=== Activity ===
Please return every line below that contains the string "provider".

=== Material provided ===
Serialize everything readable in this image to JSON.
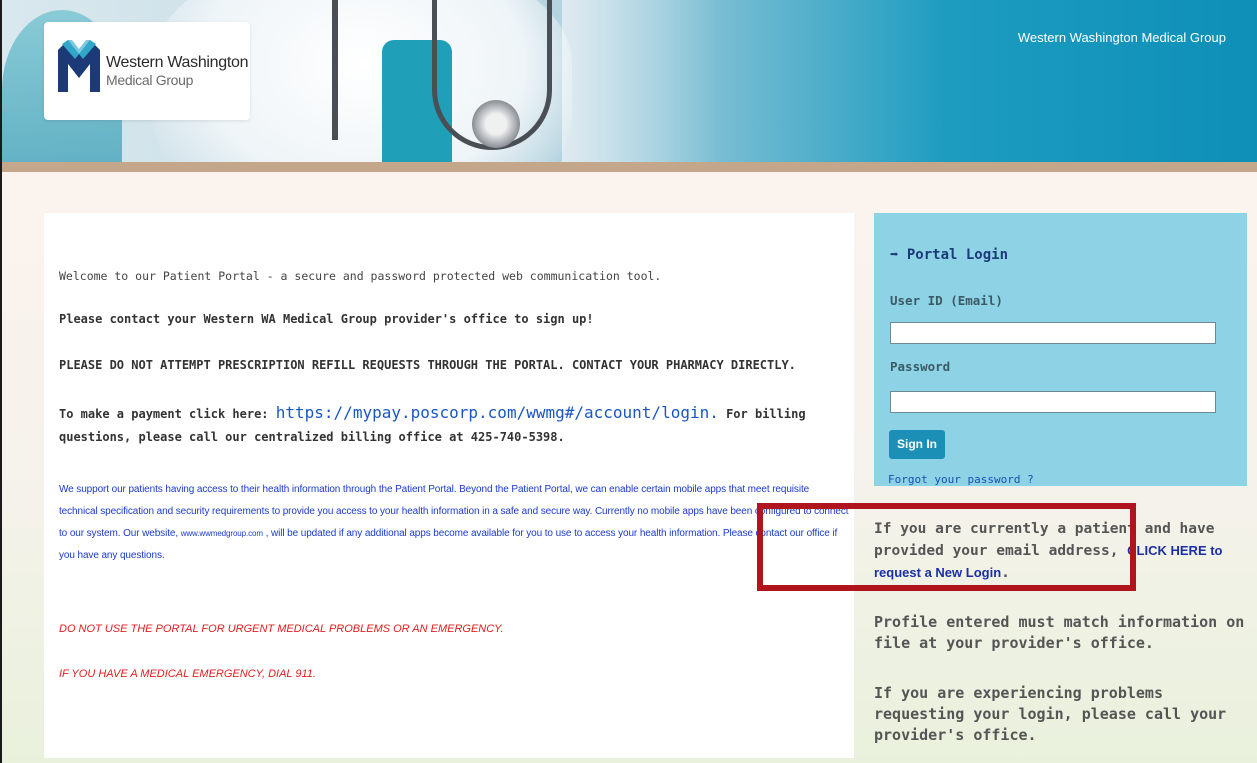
{
  "header": {
    "logo_name": "Western Washington",
    "logo_sub": "Medical Group",
    "org_title": "Western Washington Medical Group",
    "brand_navy": "#1d3a78",
    "brand_teal": "#1b8fb5"
  },
  "main": {
    "welcome": "Welcome to our Patient Portal - a secure and password protected web communication tool.",
    "contact": "Please contact your Western WA Medical Group provider's office to sign up!",
    "no_refill": "PLEASE DO NOT ATTEMPT PRESCRIPTION REFILL REQUESTS THROUGH THE PORTAL. CONTACT YOUR PHARMACY DIRECTLY.",
    "payment_prefix": "To make a payment click here: ",
    "payment_link": "https://mypay.poscorp.com/wwmg#/account/login.",
    "payment_suffix": " For billing questions, please call our centralized billing office at 425-740-5398.",
    "support_part1": "We support our patients having access to their health information through the Patient Portal. Beyond the Patient Portal, we can enable certain mobile apps that meet requisite technical specification and security requirements to provide you access to your health information in a safe and secure way. Currently no mobile apps have been configured to connect to our system. Our website, ",
    "support_site": "www.wwmedgroup.com",
    "support_part2": " , will be updated if any additional apps become available for you to use to access your health information. Please contact our office if you have any questions.",
    "urgent": "DO NOT USE THE PORTAL FOR URGENT MEDICAL PROBLEMS OR AN EMERGENCY.",
    "emergency": "IF YOU HAVE A MEDICAL EMERGENCY, DIAL 911."
  },
  "login": {
    "icon": "sign-in-icon",
    "icon_glyph": "➡",
    "title": "Portal Login",
    "user_label": "User ID (Email)",
    "user_value": "",
    "password_label": "Password",
    "password_value": "",
    "signin_label": "Sign In",
    "forgot": "Forgot your password ?"
  },
  "side": {
    "request_prefix": "If you are currently a patient and have provided your email address, ",
    "request_link": "CLICK HERE to request a New Login",
    "request_suffix": ".",
    "match": "Profile entered must match information on file at your provider's office.",
    "problems": "If you are experiencing problems requesting your login, please call your provider's office."
  },
  "annotation": {
    "highlight_color": "#b0141c"
  }
}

=== Completed exercise ===
    "contact": "Please contact your Western WA Medical Group provider's office to sign up!",
    "match": "Profile entered must match information on file at your provider's office.",
    "problems": "If you are experiencing problems requesting your login, please call your provider's office."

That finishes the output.